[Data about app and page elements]
· · · · · · ·
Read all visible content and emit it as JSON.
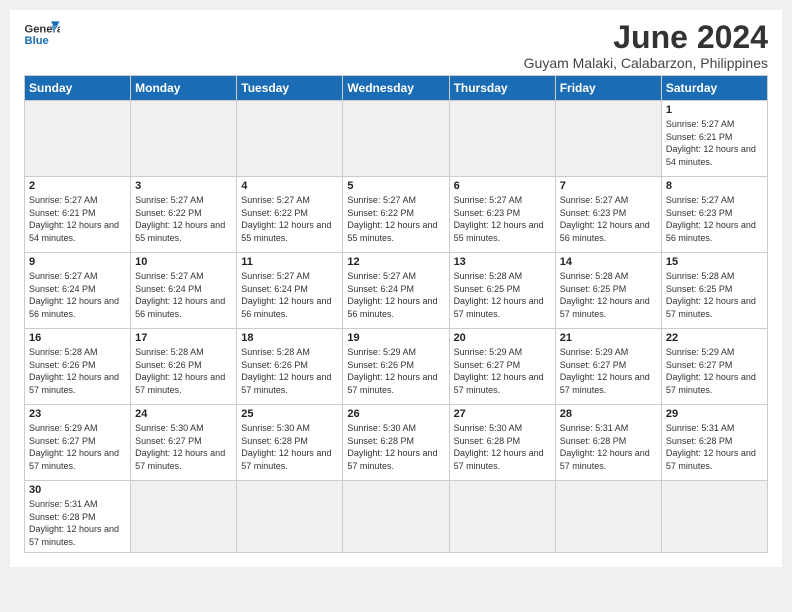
{
  "header": {
    "logo_text_normal": "General",
    "logo_text_blue": "Blue",
    "month_title": "June 2024",
    "subtitle": "Guyam Malaki, Calabarzon, Philippines"
  },
  "days_of_week": [
    "Sunday",
    "Monday",
    "Tuesday",
    "Wednesday",
    "Thursday",
    "Friday",
    "Saturday"
  ],
  "weeks": [
    [
      {
        "day": "",
        "empty": true
      },
      {
        "day": "",
        "empty": true
      },
      {
        "day": "",
        "empty": true
      },
      {
        "day": "",
        "empty": true
      },
      {
        "day": "",
        "empty": true
      },
      {
        "day": "",
        "empty": true
      },
      {
        "day": "1",
        "sunrise": "5:27 AM",
        "sunset": "6:21 PM",
        "daylight": "12 hours and 54 minutes."
      }
    ],
    [
      {
        "day": "2",
        "sunrise": "5:27 AM",
        "sunset": "6:21 PM",
        "daylight": "12 hours and 54 minutes."
      },
      {
        "day": "3",
        "sunrise": "5:27 AM",
        "sunset": "6:22 PM",
        "daylight": "12 hours and 55 minutes."
      },
      {
        "day": "4",
        "sunrise": "5:27 AM",
        "sunset": "6:22 PM",
        "daylight": "12 hours and 55 minutes."
      },
      {
        "day": "5",
        "sunrise": "5:27 AM",
        "sunset": "6:22 PM",
        "daylight": "12 hours and 55 minutes."
      },
      {
        "day": "6",
        "sunrise": "5:27 AM",
        "sunset": "6:23 PM",
        "daylight": "12 hours and 55 minutes."
      },
      {
        "day": "7",
        "sunrise": "5:27 AM",
        "sunset": "6:23 PM",
        "daylight": "12 hours and 56 minutes."
      },
      {
        "day": "8",
        "sunrise": "5:27 AM",
        "sunset": "6:23 PM",
        "daylight": "12 hours and 56 minutes."
      }
    ],
    [
      {
        "day": "9",
        "sunrise": "5:27 AM",
        "sunset": "6:24 PM",
        "daylight": "12 hours and 56 minutes."
      },
      {
        "day": "10",
        "sunrise": "5:27 AM",
        "sunset": "6:24 PM",
        "daylight": "12 hours and 56 minutes."
      },
      {
        "day": "11",
        "sunrise": "5:27 AM",
        "sunset": "6:24 PM",
        "daylight": "12 hours and 56 minutes."
      },
      {
        "day": "12",
        "sunrise": "5:27 AM",
        "sunset": "6:24 PM",
        "daylight": "12 hours and 56 minutes."
      },
      {
        "day": "13",
        "sunrise": "5:28 AM",
        "sunset": "6:25 PM",
        "daylight": "12 hours and 57 minutes."
      },
      {
        "day": "14",
        "sunrise": "5:28 AM",
        "sunset": "6:25 PM",
        "daylight": "12 hours and 57 minutes."
      },
      {
        "day": "15",
        "sunrise": "5:28 AM",
        "sunset": "6:25 PM",
        "daylight": "12 hours and 57 minutes."
      }
    ],
    [
      {
        "day": "16",
        "sunrise": "5:28 AM",
        "sunset": "6:26 PM",
        "daylight": "12 hours and 57 minutes."
      },
      {
        "day": "17",
        "sunrise": "5:28 AM",
        "sunset": "6:26 PM",
        "daylight": "12 hours and 57 minutes."
      },
      {
        "day": "18",
        "sunrise": "5:28 AM",
        "sunset": "6:26 PM",
        "daylight": "12 hours and 57 minutes."
      },
      {
        "day": "19",
        "sunrise": "5:29 AM",
        "sunset": "6:26 PM",
        "daylight": "12 hours and 57 minutes."
      },
      {
        "day": "20",
        "sunrise": "5:29 AM",
        "sunset": "6:27 PM",
        "daylight": "12 hours and 57 minutes."
      },
      {
        "day": "21",
        "sunrise": "5:29 AM",
        "sunset": "6:27 PM",
        "daylight": "12 hours and 57 minutes."
      },
      {
        "day": "22",
        "sunrise": "5:29 AM",
        "sunset": "6:27 PM",
        "daylight": "12 hours and 57 minutes."
      }
    ],
    [
      {
        "day": "23",
        "sunrise": "5:29 AM",
        "sunset": "6:27 PM",
        "daylight": "12 hours and 57 minutes."
      },
      {
        "day": "24",
        "sunrise": "5:30 AM",
        "sunset": "6:27 PM",
        "daylight": "12 hours and 57 minutes."
      },
      {
        "day": "25",
        "sunrise": "5:30 AM",
        "sunset": "6:28 PM",
        "daylight": "12 hours and 57 minutes."
      },
      {
        "day": "26",
        "sunrise": "5:30 AM",
        "sunset": "6:28 PM",
        "daylight": "12 hours and 57 minutes."
      },
      {
        "day": "27",
        "sunrise": "5:30 AM",
        "sunset": "6:28 PM",
        "daylight": "12 hours and 57 minutes."
      },
      {
        "day": "28",
        "sunrise": "5:31 AM",
        "sunset": "6:28 PM",
        "daylight": "12 hours and 57 minutes."
      },
      {
        "day": "29",
        "sunrise": "5:31 AM",
        "sunset": "6:28 PM",
        "daylight": "12 hours and 57 minutes."
      }
    ],
    [
      {
        "day": "30",
        "sunrise": "5:31 AM",
        "sunset": "6:28 PM",
        "daylight": "12 hours and 57 minutes."
      },
      {
        "day": "",
        "empty": true
      },
      {
        "day": "",
        "empty": true
      },
      {
        "day": "",
        "empty": true
      },
      {
        "day": "",
        "empty": true
      },
      {
        "day": "",
        "empty": true
      },
      {
        "day": "",
        "empty": true
      }
    ]
  ]
}
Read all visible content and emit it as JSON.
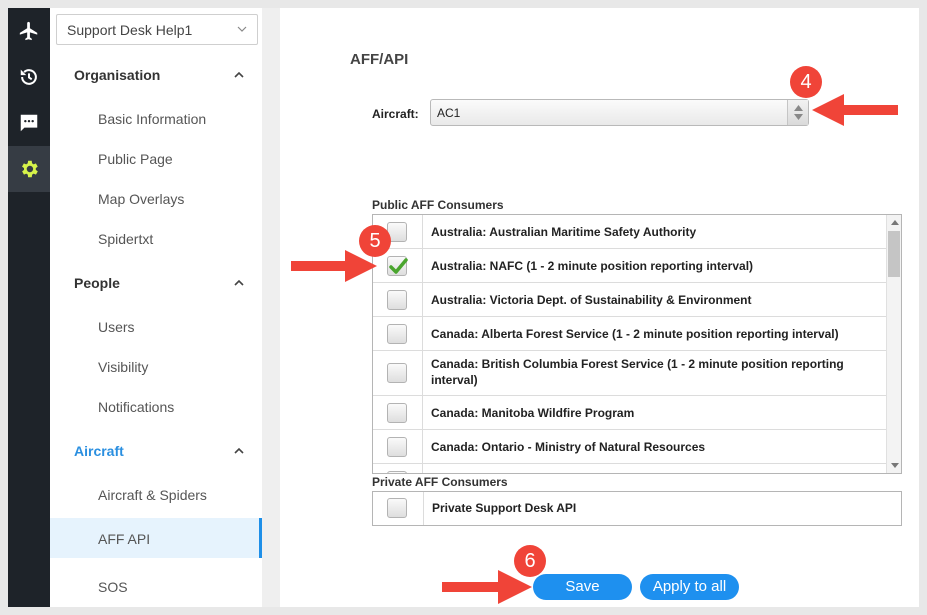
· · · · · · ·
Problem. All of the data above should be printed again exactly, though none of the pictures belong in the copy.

Solution below.
Read all visible content and emit it as JSON.
{
  "header": {
    "logo_text_normal": "General",
    "logo_text_blue": "Blue",
    "month_title": "June 2024",
    "subtitle": "Guyam Malaki, Calabarzon, Philippines"
  },
  "days_of_week": [
    "Sunday",
    "Monday",
    "Tuesday",
    "Wednesday",
    "Thursday",
    "Friday",
    "Saturday"
  ],
  "weeks": [
    [
      {
        "day": "",
        "empty": true
      },
      {
        "day": "",
        "empty": true
      },
      {
        "day": "",
        "empty": true
      },
      {
        "day": "",
        "empty": true
      },
      {
        "day": "",
        "empty": true
      },
      {
        "day": "",
        "empty": true
      },
      {
        "day": "1",
        "sunrise": "5:27 AM",
        "sunset": "6:21 PM",
        "daylight": "12 hours and 54 minutes."
      }
    ],
    [
      {
        "day": "2",
        "sunrise": "5:27 AM",
        "sunset": "6:21 PM",
        "daylight": "12 hours and 54 minutes."
      },
      {
        "day": "3",
        "sunrise": "5:27 AM",
        "sunset": "6:22 PM",
        "daylight": "12 hours and 55 minutes."
      },
      {
        "day": "4",
        "sunrise": "5:27 AM",
        "sunset": "6:22 PM",
        "daylight": "12 hours and 55 minutes."
      },
      {
        "day": "5",
        "sunrise": "5:27 AM",
        "sunset": "6:22 PM",
        "daylight": "12 hours and 55 minutes."
      },
      {
        "day": "6",
        "sunrise": "5:27 AM",
        "sunset": "6:23 PM",
        "daylight": "12 hours and 55 minutes."
      },
      {
        "day": "7",
        "sunrise": "5:27 AM",
        "sunset": "6:23 PM",
        "daylight": "12 hours and 56 minutes."
      },
      {
        "day": "8",
        "sunrise": "5:27 AM",
        "sunset": "6:23 PM",
        "daylight": "12 hours and 56 minutes."
      }
    ],
    [
      {
        "day": "9",
        "sunrise": "5:27 AM",
        "sunset": "6:24 PM",
        "daylight": "12 hours and 56 minutes."
      },
      {
        "day": "10",
        "sunrise": "5:27 AM",
        "sunset": "6:24 PM",
        "daylight": "12 hours and 56 minutes."
      },
      {
        "day": "11",
        "sunrise": "5:27 AM",
        "sunset": "6:24 PM",
        "daylight": "12 hours and 56 minutes."
      },
      {
        "day": "12",
        "sunrise": "5:27 AM",
        "sunset": "6:24 PM",
        "daylight": "12 hours and 56 minutes."
      },
      {
        "day": "13",
        "sunrise": "5:28 AM",
        "sunset": "6:25 PM",
        "daylight": "12 hours and 57 minutes."
      },
      {
        "day": "14",
        "sunrise": "5:28 AM",
        "sunset": "6:25 PM",
        "daylight": "12 hours and 57 minutes."
      },
      {
        "day": "15",
        "sunrise": "5:28 AM",
        "sunset": "6:25 PM",
        "daylight": "12 hours and 57 minutes."
      }
    ],
    [
      {
        "day": "16",
        "sunrise": "5:28 AM",
        "sunset": "6:26 PM",
        "daylight": "12 hours and 57 minutes."
      },
      {
        "day": "17",
        "sunrise": "5:28 AM",
        "sunset": "6:26 PM",
        "daylight": "12 hours and 57 minutes."
      },
      {
        "day": "18",
        "sunrise": "5:28 AM",
        "sunset": "6:26 PM",
        "daylight": "12 hours and 57 minutes."
      },
      {
        "day": "19",
        "sunrise": "5:29 AM",
        "sunset": "6:26 PM",
        "daylight": "12 hours and 57 minutes."
      },
      {
        "day": "20",
        "sunrise": "5:29 AM",
        "sunset": "6:27 PM",
        "daylight": "12 hours and 57 minutes."
      },
      {
        "day": "21",
        "sunrise": "5:29 AM",
        "sunset": "6:27 PM",
        "daylight": "12 hours and 57 minutes."
      },
      {
        "day": "22",
        "sunrise": "5:29 AM",
        "sunset": "6:27 PM",
        "daylight": "12 hours and 57 minutes."
      }
    ],
    [
      {
        "day": "23",
        "sunrise": "5:29 AM",
        "sunset": "6:27 PM",
        "daylight": "12 hours and 57 minutes."
      },
      {
        "day": "24",
        "sunrise": "5:30 AM",
        "sunset": "6:27 PM",
        "daylight": "12 hours and 57 minutes."
      },
      {
        "day": "25",
        "sunrise": "5:30 AM",
        "sunset": "6:28 PM",
        "daylight": "12 hours and 57 minutes."
      },
      {
        "day": "26",
        "sunrise": "5:30 AM",
        "sunset": "6:28 PM",
        "daylight": "12 hours and 57 minutes."
      },
      {
        "day": "27",
        "sunrise": "5:30 AM",
        "sunset": "6:28 PM",
        "daylight": "12 hours and 57 minutes."
      },
      {
        "day": "28",
        "sunrise": "5:31 AM",
        "sunset": "6:28 PM",
        "daylight": "12 hours and 57 minutes."
      },
      {
        "day": "29",
        "sunrise": "5:31 AM",
        "sunset": "6:28 PM",
        "daylight": "12 hours and 57 minutes."
      }
    ],
    [
      {
        "day": "30",
        "sunrise": "5:31 AM",
        "sunset": "6:28 PM",
        "daylight": "12 hours and 57 minutes."
      },
      {
        "day": "",
        "empty": true
      },
      {
        "day": "",
        "empty": true
      },
      {
        "day": "",
        "empty": true
      },
      {
        "day": "",
        "empty": true
      },
      {
        "day": "",
        "empty": true
      },
      {
        "day": "",
        "empty": true
      }
    ]
  ]
}
Read all visible content and emit it as JSON.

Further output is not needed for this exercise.